- TASK -
Only lines containing "Software" are wanted from the data below. Copy those lines.

- RECORDED INFORMATION -
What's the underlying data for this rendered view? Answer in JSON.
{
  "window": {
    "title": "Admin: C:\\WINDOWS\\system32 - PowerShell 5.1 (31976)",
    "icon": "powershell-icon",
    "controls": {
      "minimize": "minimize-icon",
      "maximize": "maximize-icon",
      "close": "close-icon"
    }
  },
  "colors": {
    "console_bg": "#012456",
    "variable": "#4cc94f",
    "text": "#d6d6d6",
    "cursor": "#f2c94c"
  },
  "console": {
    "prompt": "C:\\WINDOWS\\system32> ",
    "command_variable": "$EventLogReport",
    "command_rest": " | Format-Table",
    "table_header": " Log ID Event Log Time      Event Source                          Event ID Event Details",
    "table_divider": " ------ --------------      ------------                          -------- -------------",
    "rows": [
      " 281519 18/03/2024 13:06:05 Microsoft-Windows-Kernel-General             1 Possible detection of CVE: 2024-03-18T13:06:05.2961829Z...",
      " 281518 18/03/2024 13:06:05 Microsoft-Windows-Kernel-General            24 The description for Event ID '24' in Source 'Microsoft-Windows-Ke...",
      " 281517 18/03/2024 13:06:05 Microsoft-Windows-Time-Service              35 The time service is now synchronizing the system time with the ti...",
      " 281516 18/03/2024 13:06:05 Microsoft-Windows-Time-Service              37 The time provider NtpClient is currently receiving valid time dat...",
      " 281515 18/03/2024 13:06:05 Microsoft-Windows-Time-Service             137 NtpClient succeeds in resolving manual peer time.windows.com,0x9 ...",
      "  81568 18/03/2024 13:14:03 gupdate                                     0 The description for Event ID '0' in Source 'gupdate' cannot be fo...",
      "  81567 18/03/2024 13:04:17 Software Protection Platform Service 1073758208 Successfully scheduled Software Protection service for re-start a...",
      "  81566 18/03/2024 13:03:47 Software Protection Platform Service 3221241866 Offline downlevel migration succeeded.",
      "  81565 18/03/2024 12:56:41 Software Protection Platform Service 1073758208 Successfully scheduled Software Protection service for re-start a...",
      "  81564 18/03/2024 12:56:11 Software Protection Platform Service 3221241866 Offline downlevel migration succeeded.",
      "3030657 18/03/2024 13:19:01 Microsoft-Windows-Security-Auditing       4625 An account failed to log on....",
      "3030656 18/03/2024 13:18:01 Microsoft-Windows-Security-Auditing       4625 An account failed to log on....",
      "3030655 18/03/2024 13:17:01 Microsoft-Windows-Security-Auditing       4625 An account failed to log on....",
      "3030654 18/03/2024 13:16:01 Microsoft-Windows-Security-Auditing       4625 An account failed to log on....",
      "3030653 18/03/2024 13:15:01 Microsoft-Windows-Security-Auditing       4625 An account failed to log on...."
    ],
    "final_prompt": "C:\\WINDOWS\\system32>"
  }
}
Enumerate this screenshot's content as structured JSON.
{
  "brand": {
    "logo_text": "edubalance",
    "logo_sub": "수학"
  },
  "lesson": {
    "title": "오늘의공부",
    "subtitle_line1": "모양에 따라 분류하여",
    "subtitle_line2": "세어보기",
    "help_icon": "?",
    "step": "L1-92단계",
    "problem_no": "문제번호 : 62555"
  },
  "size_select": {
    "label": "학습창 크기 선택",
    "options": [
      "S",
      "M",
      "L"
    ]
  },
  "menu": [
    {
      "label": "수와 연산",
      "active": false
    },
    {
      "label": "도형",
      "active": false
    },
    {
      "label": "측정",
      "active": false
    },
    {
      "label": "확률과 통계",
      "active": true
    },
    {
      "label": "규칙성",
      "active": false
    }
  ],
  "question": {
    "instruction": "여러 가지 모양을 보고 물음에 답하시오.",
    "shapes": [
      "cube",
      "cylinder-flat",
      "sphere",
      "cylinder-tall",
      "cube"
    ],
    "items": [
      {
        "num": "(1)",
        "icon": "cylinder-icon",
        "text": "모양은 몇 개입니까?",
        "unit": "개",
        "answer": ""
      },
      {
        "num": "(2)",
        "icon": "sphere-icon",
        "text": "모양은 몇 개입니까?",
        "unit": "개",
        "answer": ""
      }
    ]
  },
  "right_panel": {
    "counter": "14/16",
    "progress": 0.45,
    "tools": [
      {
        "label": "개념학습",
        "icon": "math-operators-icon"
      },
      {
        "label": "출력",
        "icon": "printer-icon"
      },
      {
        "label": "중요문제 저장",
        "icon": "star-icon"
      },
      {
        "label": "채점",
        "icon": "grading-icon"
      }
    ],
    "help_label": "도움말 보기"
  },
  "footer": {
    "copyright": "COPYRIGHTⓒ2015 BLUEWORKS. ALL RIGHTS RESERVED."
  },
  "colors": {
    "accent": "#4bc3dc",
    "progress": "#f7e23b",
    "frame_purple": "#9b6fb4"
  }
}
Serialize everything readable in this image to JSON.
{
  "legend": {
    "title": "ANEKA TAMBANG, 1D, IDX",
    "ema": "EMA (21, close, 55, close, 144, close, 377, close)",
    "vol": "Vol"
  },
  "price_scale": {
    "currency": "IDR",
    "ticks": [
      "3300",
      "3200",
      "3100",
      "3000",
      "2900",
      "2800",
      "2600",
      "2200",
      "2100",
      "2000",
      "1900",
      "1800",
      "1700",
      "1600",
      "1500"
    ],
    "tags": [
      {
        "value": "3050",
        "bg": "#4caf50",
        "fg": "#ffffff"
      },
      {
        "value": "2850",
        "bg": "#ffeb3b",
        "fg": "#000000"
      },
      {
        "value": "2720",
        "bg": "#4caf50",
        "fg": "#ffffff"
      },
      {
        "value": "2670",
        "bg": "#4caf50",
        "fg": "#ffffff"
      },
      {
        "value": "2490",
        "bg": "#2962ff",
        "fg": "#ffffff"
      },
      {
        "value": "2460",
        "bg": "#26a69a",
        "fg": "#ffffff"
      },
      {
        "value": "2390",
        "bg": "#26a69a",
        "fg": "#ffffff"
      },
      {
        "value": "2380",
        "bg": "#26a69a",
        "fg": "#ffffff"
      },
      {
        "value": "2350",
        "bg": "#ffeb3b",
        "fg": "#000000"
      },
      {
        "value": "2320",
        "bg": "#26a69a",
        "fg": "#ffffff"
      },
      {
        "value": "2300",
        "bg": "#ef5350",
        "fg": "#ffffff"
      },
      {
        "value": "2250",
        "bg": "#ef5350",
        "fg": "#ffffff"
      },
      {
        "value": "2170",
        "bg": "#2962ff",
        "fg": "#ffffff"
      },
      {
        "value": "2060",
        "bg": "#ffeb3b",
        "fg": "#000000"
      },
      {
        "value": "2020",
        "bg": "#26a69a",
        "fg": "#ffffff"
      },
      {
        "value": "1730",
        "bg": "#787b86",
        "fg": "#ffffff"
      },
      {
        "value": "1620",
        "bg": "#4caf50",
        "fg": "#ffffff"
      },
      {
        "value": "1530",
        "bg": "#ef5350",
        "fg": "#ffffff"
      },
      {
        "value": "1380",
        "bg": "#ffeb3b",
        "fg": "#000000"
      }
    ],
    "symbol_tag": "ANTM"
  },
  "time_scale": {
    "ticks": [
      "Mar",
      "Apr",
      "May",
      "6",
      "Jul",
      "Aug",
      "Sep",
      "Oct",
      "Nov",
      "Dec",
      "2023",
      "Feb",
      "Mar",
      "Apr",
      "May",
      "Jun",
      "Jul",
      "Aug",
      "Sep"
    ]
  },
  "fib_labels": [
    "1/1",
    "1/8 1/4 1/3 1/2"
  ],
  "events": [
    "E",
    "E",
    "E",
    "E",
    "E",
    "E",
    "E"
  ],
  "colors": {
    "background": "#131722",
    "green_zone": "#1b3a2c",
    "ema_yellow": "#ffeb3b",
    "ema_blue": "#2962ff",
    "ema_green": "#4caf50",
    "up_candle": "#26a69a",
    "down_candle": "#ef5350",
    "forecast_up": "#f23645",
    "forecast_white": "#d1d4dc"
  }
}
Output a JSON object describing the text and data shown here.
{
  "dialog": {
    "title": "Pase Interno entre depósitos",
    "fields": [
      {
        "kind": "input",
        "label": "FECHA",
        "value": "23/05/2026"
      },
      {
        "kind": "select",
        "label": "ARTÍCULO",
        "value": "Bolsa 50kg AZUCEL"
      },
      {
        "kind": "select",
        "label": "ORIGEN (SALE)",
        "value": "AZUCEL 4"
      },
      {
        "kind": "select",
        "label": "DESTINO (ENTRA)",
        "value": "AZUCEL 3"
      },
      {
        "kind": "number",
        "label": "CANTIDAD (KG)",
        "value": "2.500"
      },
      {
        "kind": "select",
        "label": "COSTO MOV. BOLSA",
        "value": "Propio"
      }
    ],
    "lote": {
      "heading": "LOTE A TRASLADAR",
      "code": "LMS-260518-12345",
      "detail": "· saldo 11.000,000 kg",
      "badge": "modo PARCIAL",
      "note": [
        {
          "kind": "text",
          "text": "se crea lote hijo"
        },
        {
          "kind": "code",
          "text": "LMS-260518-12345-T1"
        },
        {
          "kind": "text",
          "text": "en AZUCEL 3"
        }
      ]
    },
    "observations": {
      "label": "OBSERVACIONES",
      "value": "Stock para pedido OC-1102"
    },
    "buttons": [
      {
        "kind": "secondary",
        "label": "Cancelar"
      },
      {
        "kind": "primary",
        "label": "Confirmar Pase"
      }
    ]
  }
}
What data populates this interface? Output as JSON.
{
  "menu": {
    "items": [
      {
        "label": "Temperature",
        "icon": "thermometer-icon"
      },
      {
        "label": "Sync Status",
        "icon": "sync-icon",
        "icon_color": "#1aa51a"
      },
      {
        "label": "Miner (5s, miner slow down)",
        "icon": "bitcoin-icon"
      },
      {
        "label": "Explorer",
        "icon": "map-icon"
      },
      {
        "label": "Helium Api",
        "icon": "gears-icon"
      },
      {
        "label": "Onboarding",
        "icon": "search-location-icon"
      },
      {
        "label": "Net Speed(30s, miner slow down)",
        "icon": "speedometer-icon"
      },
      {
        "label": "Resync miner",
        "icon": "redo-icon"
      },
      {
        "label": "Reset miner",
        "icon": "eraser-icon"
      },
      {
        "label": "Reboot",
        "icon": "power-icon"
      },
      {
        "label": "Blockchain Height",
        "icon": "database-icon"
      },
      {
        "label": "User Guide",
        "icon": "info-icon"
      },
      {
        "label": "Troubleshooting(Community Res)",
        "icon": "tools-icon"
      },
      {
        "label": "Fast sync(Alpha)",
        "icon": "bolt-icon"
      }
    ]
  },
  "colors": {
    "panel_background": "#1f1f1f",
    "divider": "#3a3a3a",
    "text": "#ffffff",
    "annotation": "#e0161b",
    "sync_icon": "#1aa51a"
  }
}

- EXERCISE RESULT -
      "  81567 18/03/2024 13:04:17 Software Protection Platform Service 1073758208 Successfully scheduled Software Protection service for re-start a...",
      "  81566 18/03/2024 13:03:47 Software Protection Platform Service 3221241866 Offline downlevel migration succeeded.",
      "  81565 18/03/2024 12:56:41 Software Protection Platform Service 1073758208 Successfully scheduled Software Protection service for re-start a...",
      "  81564 18/03/2024 12:56:11 Software Protection Platform Service 3221241866 Offline downlevel migration succeeded.",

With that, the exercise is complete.